  • Qualifications for membership in a limited cooperative association, the rights and powers that come with belonging to the organization, and the requirements for annual members meetings and special members meetings;
  • Patron and investor members and creates their interests as personal property interests, consisting of governance rights, financial rights, and the possible right or obligation to do business with the association;
  • Authorization of marketing contracts between the limited cooperative association and third parties;
  • The directors of the limited cooperative association, their qualifications, and their authority and powers;
  • Designation of the governing law for indemnification of individuals who incur liability on behalf of the association and a grant of authority to the association to purchase insurance on these parties’ behalf;
  • Unless otherwise provided by the association’s bylaws, a statutory recognition that member contributions to a limited cooperative association may consist of tangible or intangible personal property or any other benefit to the association, including money, labor, services, promissory notes, agreements to contribute, and contracts to be performed;
  • The right of a member to dissociate and the consequences of dissociation, and dissolution of the limited cooperative association itself, including judicial, voluntary, and administrative dissolution;
  • The statutory right of a member to maintain a derivative action to enforce an association’s right where the association fails or refuses to enforce that right;
  • Permission for foreign cooperatives to apply for and receive a certificate of authority to transact business in Colorado;
  • A statutory process and required filings for conversion of a limited cooperative association to another entity or vice versa, and the effect of conversion on the rights, duties, liabilities, immunities, and debts of the converting entity;
  • A statutory process and required filings for merging of a limited cooperative association into another entity or vice versa, and the effect of merger on the rights, duties, liabilities, immunities, and debts of the merging entity;
  • A statutory process and required filings for dissolving a limited cooperative association; and
  • Member-approved and non-member-approved disposition of the association’s assets.

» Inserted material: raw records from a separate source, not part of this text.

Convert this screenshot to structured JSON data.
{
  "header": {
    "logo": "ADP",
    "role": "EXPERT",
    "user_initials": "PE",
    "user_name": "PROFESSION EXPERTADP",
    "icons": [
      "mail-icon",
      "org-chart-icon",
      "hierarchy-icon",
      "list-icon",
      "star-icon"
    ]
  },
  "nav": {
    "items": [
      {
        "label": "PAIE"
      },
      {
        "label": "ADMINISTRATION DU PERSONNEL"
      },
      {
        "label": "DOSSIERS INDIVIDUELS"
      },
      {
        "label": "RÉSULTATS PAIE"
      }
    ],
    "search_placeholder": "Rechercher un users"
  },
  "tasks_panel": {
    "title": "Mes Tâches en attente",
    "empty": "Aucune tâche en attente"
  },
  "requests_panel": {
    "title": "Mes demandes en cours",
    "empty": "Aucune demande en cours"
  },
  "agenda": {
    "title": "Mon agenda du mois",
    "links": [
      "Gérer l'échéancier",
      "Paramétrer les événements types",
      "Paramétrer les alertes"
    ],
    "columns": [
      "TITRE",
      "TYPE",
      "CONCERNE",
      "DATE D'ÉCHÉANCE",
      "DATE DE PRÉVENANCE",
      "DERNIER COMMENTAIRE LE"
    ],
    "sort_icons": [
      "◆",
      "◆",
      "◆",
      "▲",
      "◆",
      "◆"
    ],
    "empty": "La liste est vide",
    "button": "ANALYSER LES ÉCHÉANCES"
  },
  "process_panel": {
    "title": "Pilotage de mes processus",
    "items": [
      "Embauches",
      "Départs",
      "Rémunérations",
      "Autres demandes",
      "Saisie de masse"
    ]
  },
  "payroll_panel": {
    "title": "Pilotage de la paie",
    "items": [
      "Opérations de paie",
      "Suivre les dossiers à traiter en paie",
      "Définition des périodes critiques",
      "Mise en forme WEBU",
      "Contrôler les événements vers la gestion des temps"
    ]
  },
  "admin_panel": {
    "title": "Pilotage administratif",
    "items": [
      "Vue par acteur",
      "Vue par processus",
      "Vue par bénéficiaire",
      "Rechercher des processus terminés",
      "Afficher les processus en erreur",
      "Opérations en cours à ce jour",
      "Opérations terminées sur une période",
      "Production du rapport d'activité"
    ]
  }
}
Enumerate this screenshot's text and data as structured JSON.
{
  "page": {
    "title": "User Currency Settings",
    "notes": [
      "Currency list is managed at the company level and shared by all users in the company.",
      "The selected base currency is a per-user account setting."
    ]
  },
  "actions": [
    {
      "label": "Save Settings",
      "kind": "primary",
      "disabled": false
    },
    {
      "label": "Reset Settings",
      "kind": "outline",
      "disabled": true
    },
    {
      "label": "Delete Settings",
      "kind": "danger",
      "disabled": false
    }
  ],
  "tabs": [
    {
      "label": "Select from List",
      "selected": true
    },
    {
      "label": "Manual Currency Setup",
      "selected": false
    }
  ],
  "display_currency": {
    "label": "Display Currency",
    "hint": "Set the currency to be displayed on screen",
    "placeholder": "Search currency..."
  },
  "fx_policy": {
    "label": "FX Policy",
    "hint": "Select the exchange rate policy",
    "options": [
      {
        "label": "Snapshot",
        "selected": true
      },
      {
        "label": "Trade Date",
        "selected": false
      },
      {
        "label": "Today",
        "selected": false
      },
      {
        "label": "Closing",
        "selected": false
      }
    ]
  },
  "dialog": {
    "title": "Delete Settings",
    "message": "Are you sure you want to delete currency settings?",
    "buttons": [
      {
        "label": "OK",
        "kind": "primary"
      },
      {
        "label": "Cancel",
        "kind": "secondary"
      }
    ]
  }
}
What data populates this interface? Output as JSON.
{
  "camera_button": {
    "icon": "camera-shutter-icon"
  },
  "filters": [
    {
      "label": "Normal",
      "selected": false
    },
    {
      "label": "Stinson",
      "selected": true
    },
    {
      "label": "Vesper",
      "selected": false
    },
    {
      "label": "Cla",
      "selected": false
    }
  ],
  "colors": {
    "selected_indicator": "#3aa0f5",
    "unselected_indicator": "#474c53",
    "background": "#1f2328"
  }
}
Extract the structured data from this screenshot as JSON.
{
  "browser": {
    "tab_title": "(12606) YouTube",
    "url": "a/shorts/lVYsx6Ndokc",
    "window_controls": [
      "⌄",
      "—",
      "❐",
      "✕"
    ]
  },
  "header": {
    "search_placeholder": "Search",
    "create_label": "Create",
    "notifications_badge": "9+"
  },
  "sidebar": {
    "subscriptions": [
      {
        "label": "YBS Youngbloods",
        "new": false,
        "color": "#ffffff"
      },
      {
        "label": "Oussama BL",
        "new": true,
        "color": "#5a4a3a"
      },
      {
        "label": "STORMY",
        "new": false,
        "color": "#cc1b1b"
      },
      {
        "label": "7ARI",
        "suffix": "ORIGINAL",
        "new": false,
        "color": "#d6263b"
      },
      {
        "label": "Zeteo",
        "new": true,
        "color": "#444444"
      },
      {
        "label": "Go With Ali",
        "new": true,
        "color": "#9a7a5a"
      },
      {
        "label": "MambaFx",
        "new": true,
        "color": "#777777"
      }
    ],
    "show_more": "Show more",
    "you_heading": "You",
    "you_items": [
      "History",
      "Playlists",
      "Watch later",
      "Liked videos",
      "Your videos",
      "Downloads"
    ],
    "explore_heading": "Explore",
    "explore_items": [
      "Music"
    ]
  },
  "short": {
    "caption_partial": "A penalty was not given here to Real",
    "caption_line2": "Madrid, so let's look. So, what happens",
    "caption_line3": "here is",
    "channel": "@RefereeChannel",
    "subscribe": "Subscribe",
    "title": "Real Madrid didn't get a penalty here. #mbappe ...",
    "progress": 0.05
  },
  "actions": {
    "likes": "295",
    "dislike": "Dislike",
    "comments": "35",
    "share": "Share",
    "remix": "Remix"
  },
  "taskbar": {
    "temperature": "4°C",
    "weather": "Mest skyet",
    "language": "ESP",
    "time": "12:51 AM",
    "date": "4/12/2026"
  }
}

The bill takes effect April 2, 2012. Assigned to the Judiciary Committee; the bill is scheduled for committee review on Monday, March 21 at 1:30 p.m.. The CBA Legislative Policy Committee has voted to support this legislation.

Since this summary, the bill was amended in committee and referred to the Appropriations Committee.

Summaries of other featured bills can be found here.